*** Task data ***

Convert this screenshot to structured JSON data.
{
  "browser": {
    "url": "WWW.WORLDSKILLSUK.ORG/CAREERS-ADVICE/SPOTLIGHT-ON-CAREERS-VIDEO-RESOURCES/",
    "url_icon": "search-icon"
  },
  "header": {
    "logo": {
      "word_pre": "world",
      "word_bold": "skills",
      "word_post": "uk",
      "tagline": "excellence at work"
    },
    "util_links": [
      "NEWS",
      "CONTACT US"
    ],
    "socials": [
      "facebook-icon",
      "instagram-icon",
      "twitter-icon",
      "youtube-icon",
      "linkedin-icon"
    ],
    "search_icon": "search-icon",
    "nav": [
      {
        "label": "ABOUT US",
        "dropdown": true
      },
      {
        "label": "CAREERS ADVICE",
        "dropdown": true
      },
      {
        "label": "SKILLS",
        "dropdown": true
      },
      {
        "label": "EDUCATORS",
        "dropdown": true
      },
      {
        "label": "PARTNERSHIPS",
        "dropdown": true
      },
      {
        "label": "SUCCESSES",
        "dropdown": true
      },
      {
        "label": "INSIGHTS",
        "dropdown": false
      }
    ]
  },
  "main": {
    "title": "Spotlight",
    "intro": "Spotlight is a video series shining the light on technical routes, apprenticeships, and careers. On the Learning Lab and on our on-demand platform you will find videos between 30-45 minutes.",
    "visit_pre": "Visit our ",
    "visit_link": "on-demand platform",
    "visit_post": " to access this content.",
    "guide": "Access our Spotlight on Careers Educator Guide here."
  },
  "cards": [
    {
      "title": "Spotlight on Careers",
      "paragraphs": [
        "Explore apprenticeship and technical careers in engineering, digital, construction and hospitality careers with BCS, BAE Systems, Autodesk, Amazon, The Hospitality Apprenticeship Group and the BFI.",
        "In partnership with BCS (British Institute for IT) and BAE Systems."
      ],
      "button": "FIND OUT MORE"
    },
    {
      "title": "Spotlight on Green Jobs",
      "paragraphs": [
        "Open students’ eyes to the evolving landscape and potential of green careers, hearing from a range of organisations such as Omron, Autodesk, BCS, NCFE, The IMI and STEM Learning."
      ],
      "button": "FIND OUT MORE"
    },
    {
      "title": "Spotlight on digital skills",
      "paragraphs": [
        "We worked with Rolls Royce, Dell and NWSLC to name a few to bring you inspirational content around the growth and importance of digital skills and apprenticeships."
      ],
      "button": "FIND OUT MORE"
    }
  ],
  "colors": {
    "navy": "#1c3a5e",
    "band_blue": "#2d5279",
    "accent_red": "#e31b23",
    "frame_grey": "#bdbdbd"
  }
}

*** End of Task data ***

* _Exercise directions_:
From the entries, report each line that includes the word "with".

* _Answer to the exercise_:
        "Explore apprenticeship and technical careers in engineering, digital, construction and hospitality careers with BCS, BAE Systems, Autodesk, Amazon, The Hospitality Apprenticeship Group and the BFI.",
        "In partnership with BCS (British Institute for IT) and BAE Systems."
        "We worked with Rolls Royce, Dell and NWSLC to name a few to bring you inspirational content around the growth and importance of digital skills and apprenticeships."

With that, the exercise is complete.